My friend does not experience ayahuasca in that way. One morning after a ceremony the night before, he revealed to me how he saw Jorge, the lead shaman and an absolute mountain of a man, casting a spell over our space at the beginning of the ceremony. He saw him spinning a web of protection over the entire maloka. He said it looked like a translucent seal, comprised of patterned blocks, spiraling out from the center of the room.
In that moment I gained a much greater understanding of the gravity of our undertaking. I came to understand that the shamans who guided us on our journey were the guarantors of our safety.
In drinking ayahuasca we are using an incredibly powerful tool. Like a table saw, or a firearm, or a bulldozer. Use a table saw improperly - chop a few fingers off. Use a firearm improperly - kill yourself or someone else. Use a bulldozer improperly - knock your house down.
The potential results of using ayahuasca improperly are easily as grave as these. A glance at the Iquitos Times last May informed me that about a dozen suicides in the region had been linked to ayahuasca over the preceding year. I have no trouble imagining why. I have seen enough instances of [controlled] mediumship at this point to know that spiritual entities certainly can enter us under its influence. With proper guidance, they leave before the ceremony is over. Without it is anyone's guess. For a description of my own experience with psychedelics and possession by a two-dimensional intelligence, see here.
It takes an incredibly powerful and experienced shaman to maintain medicine space. I have had the good fortune to work with a number of them at this point. I know just enough about their craft to know that I have tremendous respect for it. I also know that, at this point in my journey, I wouldn't dare attempt to use the medicine by myself.
In drinking ayahuasca we journey to another world. It is a beautiful, strange, mysterious place. It is filled with the possibility of healing and transformation. It is filled with instruction. It is also filled with danger.
Here be monsters.
To enter this world without sufficient preparation and guidance is incredibly foolish. I wouldn't journey to another planet without a guide. For a Westerner like me, entering medicine space is just as foreign. For me, having a trusted and experienced practitioner showing me the way is mandatory.
As with a number of other issues, I must disagree with Terence McKenna on this point. He strongly recommended ingesting entheogens alone, so as to be free of the constricting effects of culture.

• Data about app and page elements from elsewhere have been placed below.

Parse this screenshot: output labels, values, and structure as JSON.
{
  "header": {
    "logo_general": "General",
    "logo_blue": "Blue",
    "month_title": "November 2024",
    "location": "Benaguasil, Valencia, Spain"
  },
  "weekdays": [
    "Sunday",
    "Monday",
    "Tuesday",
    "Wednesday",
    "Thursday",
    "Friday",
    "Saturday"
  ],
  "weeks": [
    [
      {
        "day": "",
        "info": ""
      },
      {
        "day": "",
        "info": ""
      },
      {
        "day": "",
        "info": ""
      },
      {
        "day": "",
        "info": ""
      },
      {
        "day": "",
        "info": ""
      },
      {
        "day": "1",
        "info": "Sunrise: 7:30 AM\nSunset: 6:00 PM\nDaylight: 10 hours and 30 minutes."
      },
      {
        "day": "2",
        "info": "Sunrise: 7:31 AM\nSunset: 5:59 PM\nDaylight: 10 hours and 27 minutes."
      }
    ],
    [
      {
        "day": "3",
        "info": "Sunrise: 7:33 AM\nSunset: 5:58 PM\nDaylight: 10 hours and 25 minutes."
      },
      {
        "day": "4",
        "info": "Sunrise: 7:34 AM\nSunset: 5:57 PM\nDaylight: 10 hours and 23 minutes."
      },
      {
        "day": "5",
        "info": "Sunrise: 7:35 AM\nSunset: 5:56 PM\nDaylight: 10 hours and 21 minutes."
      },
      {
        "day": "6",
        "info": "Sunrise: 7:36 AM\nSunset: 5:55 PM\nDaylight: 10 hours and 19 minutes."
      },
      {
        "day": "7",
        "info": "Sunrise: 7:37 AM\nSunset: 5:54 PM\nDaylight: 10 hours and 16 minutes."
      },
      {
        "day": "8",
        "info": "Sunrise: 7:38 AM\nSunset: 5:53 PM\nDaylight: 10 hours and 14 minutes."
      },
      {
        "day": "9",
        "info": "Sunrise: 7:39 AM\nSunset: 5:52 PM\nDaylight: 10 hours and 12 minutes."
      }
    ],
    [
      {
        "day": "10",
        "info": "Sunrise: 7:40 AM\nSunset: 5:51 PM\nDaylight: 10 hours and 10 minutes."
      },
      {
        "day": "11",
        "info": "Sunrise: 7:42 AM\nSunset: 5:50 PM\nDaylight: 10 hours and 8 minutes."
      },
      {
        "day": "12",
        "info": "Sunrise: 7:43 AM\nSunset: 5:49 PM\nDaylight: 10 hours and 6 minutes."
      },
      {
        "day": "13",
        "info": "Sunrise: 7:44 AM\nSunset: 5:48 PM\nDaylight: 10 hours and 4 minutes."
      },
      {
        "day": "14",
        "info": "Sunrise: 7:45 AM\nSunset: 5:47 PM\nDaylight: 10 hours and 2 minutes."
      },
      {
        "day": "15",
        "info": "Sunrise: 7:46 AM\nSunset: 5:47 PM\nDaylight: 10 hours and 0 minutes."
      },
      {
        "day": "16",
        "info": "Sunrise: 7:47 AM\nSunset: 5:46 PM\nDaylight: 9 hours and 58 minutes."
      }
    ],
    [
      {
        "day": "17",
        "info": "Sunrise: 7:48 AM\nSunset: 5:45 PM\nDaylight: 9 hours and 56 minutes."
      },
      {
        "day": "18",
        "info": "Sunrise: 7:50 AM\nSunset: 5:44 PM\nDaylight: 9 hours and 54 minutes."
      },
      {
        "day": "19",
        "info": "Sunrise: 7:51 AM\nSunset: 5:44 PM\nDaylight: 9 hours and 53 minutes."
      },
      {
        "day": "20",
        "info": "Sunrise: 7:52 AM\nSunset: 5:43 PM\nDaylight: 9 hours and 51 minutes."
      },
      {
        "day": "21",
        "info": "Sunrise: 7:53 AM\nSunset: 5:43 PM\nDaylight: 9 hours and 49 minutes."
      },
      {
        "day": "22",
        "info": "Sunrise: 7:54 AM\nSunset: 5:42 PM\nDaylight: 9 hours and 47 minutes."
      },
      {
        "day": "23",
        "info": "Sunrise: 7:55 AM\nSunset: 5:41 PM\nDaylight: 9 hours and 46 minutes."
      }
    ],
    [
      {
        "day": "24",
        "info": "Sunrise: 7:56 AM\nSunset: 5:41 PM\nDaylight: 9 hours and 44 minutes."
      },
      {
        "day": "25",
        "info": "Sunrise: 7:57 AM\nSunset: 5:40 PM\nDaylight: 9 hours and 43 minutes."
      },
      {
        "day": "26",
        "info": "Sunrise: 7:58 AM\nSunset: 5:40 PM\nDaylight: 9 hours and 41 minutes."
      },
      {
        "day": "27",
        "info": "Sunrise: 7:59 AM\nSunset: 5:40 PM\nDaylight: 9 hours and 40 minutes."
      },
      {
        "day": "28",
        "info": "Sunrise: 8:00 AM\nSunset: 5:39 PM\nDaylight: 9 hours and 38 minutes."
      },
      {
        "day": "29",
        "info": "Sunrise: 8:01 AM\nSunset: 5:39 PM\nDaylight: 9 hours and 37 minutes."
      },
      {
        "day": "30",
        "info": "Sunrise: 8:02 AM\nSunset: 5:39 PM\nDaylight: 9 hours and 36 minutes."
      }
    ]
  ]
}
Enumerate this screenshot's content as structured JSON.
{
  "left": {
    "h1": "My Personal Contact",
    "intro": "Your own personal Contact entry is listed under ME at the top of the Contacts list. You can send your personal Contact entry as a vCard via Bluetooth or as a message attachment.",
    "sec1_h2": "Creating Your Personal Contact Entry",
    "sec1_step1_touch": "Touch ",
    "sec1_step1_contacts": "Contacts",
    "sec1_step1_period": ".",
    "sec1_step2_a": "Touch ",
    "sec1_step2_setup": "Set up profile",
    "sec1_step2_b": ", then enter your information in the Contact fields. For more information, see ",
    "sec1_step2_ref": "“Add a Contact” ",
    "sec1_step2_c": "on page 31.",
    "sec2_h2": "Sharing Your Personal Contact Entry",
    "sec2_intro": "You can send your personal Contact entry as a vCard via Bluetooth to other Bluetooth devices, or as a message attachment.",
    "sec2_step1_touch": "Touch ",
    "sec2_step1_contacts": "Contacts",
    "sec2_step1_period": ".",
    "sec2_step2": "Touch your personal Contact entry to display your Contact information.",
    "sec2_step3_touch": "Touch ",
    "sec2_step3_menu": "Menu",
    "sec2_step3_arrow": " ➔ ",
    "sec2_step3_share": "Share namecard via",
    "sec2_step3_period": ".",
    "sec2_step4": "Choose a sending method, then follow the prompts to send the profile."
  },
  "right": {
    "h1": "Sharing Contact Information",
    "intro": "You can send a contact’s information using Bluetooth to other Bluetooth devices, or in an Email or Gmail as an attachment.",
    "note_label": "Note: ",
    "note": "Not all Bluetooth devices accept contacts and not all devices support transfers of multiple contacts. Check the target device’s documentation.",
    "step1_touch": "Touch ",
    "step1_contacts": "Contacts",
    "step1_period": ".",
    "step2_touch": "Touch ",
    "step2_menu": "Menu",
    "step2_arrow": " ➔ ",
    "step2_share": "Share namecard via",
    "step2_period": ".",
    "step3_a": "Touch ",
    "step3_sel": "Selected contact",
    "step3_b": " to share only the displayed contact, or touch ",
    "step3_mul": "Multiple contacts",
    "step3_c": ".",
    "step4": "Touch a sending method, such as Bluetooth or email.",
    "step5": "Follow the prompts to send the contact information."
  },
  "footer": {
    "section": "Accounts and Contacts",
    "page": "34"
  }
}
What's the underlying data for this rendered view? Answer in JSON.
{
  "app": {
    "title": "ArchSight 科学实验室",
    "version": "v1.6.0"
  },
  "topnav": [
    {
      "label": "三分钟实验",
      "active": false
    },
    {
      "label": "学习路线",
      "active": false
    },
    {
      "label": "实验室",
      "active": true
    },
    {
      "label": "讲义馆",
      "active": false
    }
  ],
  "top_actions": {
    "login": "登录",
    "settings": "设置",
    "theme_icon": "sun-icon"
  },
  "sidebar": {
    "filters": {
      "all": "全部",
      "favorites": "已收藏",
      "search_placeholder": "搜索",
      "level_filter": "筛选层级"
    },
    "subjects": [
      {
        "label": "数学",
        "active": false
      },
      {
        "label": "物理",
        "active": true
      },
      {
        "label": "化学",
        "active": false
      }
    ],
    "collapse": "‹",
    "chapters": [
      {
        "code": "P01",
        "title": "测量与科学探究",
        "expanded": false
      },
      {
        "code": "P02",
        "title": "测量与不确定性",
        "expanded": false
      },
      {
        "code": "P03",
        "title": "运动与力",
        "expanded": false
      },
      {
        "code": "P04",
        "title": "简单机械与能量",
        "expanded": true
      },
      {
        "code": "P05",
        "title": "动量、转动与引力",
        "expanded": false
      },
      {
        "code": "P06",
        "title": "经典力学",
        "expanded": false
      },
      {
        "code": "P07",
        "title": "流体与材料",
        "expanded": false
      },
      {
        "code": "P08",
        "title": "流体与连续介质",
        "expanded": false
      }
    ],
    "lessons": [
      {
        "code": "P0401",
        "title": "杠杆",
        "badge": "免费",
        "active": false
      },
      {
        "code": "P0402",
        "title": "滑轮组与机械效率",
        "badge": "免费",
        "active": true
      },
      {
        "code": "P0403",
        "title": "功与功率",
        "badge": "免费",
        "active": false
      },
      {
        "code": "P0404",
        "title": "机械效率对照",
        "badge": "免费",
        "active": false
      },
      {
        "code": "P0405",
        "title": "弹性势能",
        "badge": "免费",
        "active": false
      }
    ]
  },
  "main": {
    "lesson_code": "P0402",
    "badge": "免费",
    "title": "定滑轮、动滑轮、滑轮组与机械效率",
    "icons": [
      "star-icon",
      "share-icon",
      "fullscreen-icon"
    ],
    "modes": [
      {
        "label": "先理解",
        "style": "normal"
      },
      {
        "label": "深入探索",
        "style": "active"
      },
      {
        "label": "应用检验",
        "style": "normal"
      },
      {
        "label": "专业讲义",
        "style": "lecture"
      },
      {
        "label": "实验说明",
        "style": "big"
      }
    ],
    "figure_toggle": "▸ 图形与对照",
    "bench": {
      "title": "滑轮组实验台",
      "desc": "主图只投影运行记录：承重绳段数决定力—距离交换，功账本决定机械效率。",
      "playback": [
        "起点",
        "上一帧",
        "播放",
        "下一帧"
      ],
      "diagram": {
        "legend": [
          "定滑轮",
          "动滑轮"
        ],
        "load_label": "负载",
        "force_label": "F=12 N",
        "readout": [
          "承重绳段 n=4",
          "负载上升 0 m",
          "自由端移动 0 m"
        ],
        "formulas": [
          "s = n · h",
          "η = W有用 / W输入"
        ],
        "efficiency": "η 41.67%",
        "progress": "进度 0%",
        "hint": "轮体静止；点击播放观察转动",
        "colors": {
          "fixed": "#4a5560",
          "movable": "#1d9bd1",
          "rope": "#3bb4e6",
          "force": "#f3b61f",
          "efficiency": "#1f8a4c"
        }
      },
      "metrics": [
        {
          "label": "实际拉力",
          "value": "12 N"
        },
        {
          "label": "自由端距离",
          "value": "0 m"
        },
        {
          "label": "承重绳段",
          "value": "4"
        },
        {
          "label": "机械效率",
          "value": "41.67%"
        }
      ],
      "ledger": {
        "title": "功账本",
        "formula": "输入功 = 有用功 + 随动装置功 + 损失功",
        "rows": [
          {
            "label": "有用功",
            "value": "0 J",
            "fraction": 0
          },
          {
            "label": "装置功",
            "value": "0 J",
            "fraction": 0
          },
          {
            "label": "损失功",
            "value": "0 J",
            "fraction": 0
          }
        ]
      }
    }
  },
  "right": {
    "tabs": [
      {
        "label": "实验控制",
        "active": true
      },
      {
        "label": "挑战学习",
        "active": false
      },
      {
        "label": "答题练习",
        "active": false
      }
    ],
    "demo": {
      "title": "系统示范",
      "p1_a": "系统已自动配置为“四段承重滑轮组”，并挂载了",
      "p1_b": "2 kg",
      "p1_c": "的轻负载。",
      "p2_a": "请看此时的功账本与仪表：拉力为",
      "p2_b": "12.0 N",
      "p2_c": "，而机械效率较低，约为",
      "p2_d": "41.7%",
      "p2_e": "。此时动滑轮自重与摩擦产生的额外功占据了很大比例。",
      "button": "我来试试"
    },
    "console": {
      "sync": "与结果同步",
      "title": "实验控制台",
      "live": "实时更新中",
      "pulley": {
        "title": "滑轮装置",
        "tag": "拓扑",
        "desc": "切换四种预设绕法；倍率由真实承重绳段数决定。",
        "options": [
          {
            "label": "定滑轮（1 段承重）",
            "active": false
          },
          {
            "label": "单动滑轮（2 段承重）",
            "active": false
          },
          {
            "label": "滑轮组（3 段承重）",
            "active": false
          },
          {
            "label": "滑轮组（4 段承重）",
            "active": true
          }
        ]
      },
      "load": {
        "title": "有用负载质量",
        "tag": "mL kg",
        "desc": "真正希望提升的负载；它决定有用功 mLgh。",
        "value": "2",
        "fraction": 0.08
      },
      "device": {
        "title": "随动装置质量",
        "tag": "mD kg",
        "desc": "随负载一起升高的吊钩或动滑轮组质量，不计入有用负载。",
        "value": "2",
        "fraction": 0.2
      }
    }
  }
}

Perhaps it sounds like a good idea: with the proper set and setting, simply dose sufficiently to open up the direct connection to source, making sure that no outside influences can interfere with the communication.
I have my questions about its usefulness in practice. Well, in my practice, at least. Forgive me if I overstep my bounds. Perhaps his advice is perfect for you.
The trouble is, you may not know until it's too late.
God bless you, whoever you are.